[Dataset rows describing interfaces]

=== Begin Enclosure ===

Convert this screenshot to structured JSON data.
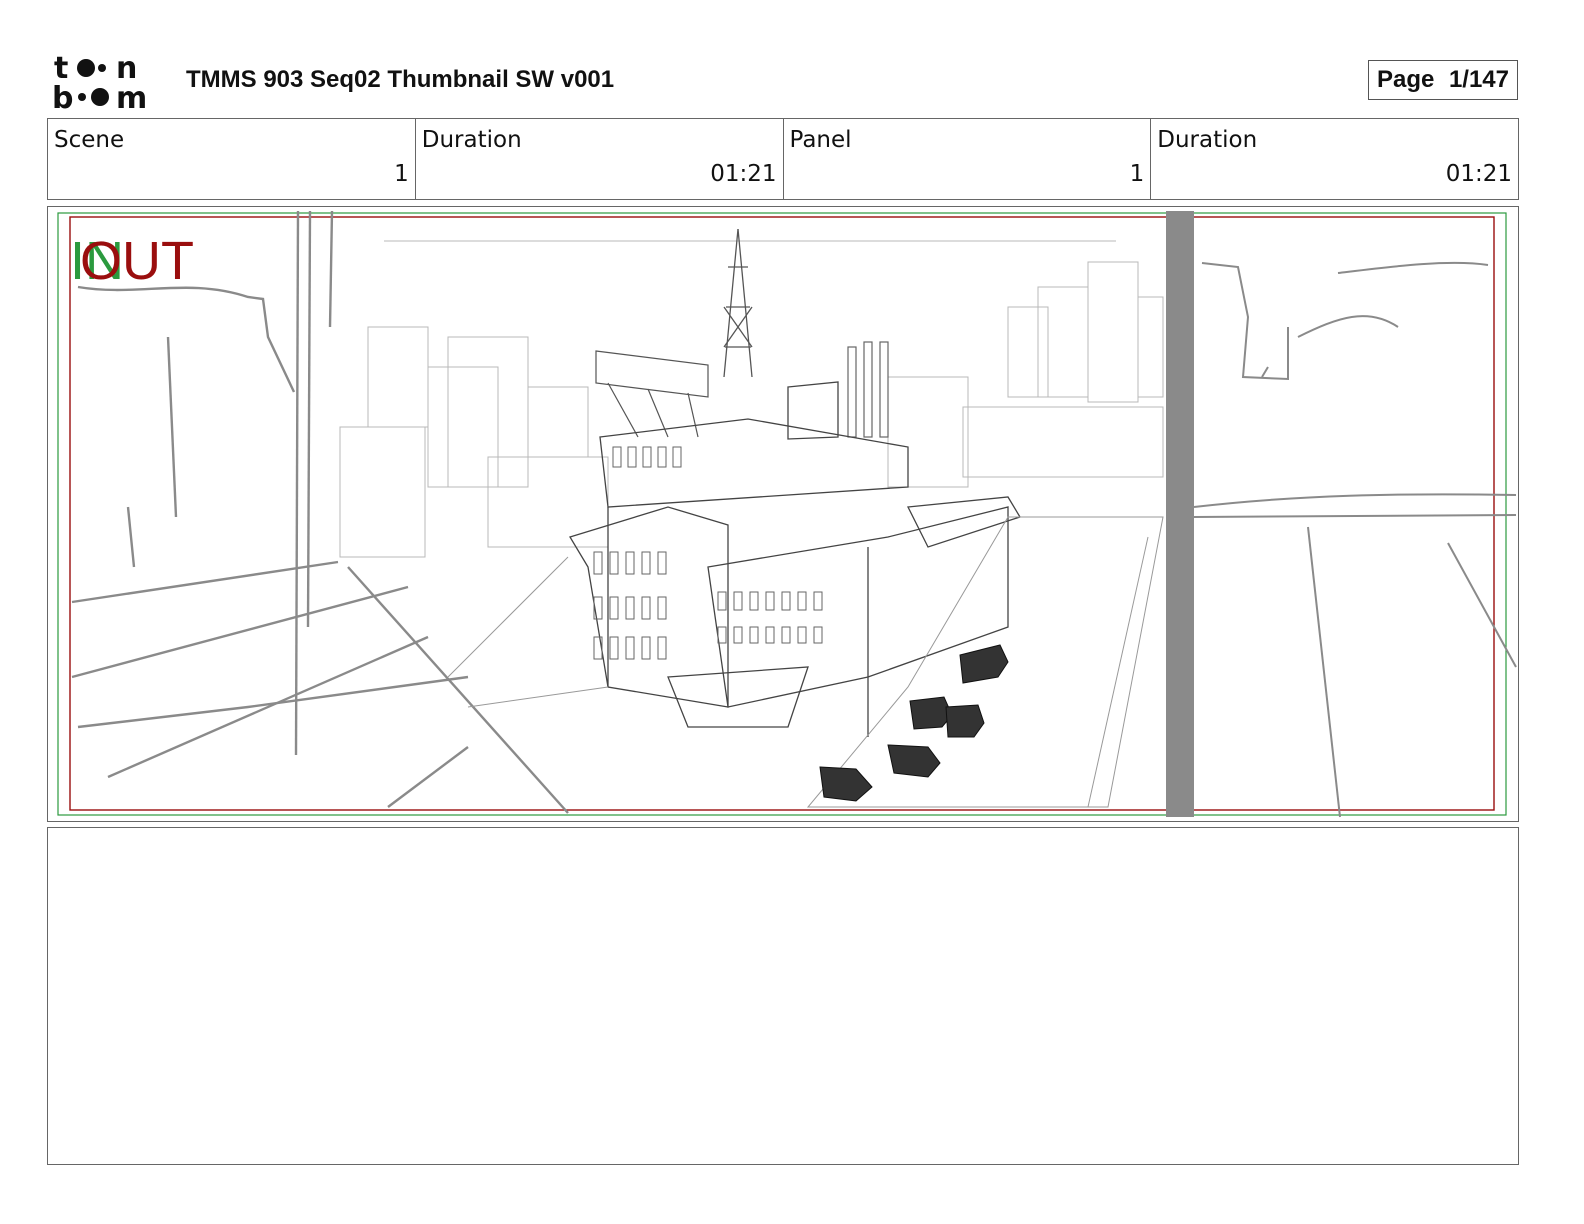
{
  "header": {
    "logo_text": "toon boom",
    "title": "TMMS 903 Seq02 Thumbnail SW v001",
    "page_label": "Page",
    "page_value": "1/147"
  },
  "info": [
    {
      "label": "Scene",
      "value": "1"
    },
    {
      "label": "Duration",
      "value": "01:21"
    },
    {
      "label": "Panel",
      "value": "1"
    },
    {
      "label": "Duration",
      "value": "01:21"
    }
  ],
  "panel": {
    "in_label": "IN",
    "out_label": "OUT",
    "safe_area_colors": {
      "in": "#2b9a3e",
      "out": "#9a0e0e"
    }
  },
  "notes": {
    "text": ""
  }
}
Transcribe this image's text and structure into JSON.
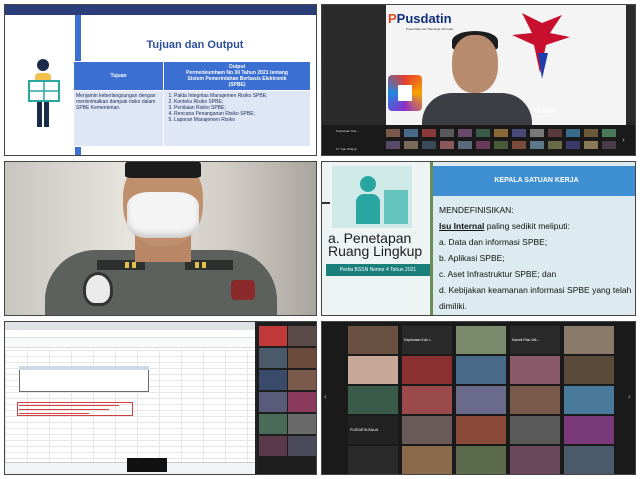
{
  "slide1": {
    "title": "Tujuan dan Output",
    "col_left": "Tujuan",
    "col_right_line1": "Output",
    "col_right_line2": "Permenkumham No 30 Tahun 2021 tentang",
    "col_right_line3": "Sistem Pemerintahan Berbasis Elektronik",
    "col_right_line4": "(SPBE)",
    "tujuan_text": "Menjamin keberlangsungan dengan meminimalkan dampak risiko dalam SPBE Kementerian.",
    "outputs": [
      "Pakta Integritas Manajemen Risiko SPBE;",
      "Konteks Risiko SPBE;",
      "Penilaian Risiko SPBE;",
      "Rencana Penanganan Risiko SPBE;",
      "Laporan Manajemen Risiko"
    ]
  },
  "speaker": {
    "logo_main": "Pusdatin",
    "logo_p": "P",
    "logo_sub": "Pusat Data dan Teknologi Informasi",
    "wbk": "ali WBK",
    "thumb_label_1": "Kepbwaan Kdo...",
    "thumb_label_2": "FT Tgio Whgrgt"
  },
  "slide4": {
    "heading_line1": "a. Penetapan",
    "heading_line2": "Ruang Lingkup",
    "perba": "Perba BSSN Nomor 4 Tahun 2021",
    "header": "KEPALA SATUAN KERJA",
    "mendef": "MENDEFINISIKAN:",
    "isu_u": "Isu Internal",
    "isu_rest": " paling sedikit meliputi:",
    "items": [
      "a. Data dan informasi SPBE;",
      "b. Aplikasi SPBE;",
      "c. Aset Infrastruktur SPBE; dan",
      "d. Kebijakan keamanan informasi SPBE yang telah dimiliki."
    ]
  },
  "gallery": {
    "label_1": "Kepbwaan Kdo l...",
    "label_2": "Kanwil Riau Wk...",
    "label_3": "PUSDATIN BALAI"
  },
  "colors": {
    "slide_blue": "#3b6fd1",
    "teal": "#1b7f7b",
    "header_blue": "#3f8fd3"
  }
}
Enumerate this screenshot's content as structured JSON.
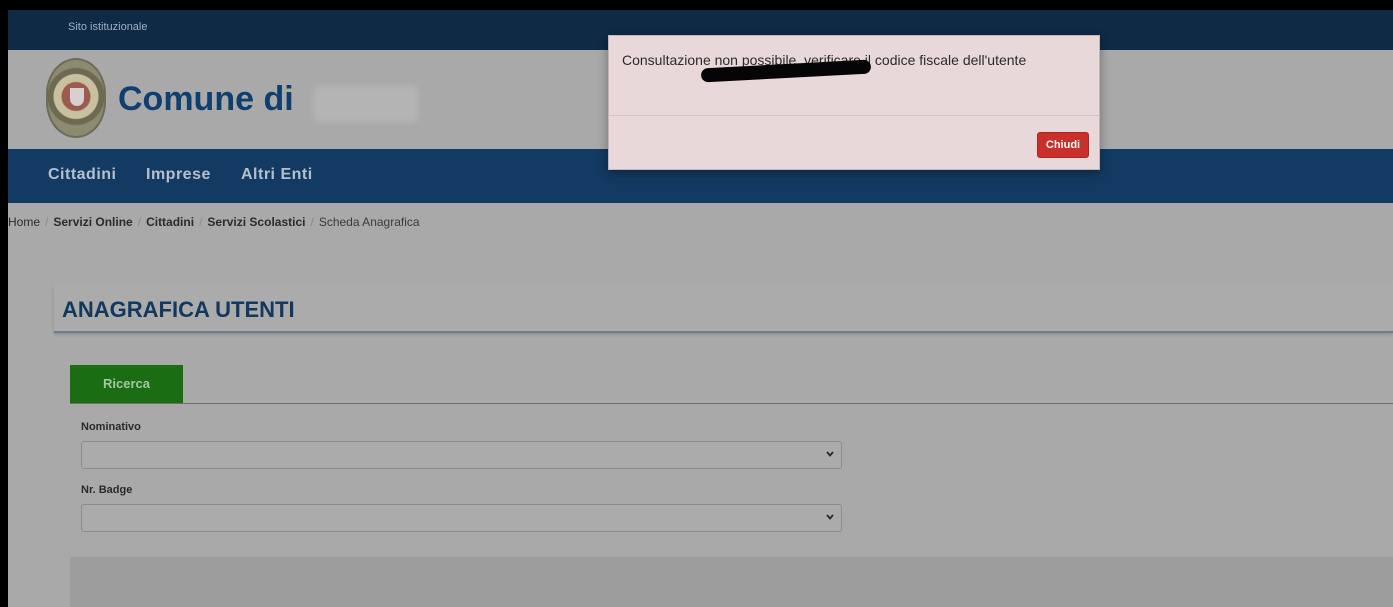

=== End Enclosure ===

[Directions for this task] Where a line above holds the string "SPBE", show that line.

[Response]
    "col_right_line4": "(SPBE)",
    "tujuan_text": "Menjamin keberlangsungan dengan meminimalkan dampak risiko dalam SPBE Kementerian.",
      "Pakta Integritas Manajemen Risiko SPBE;",
      "Konteks Risiko SPBE;",
      "Penilaian Risiko SPBE;",
      "Rencana Penanganan Risiko SPBE;",
      "a. Data dan informasi SPBE;",
      "b. Aplikasi SPBE;",
      "c. Aset Infrastruktur SPBE; dan",
      "d. Kebijakan keamanan informasi SPBE yang telah dimiliki."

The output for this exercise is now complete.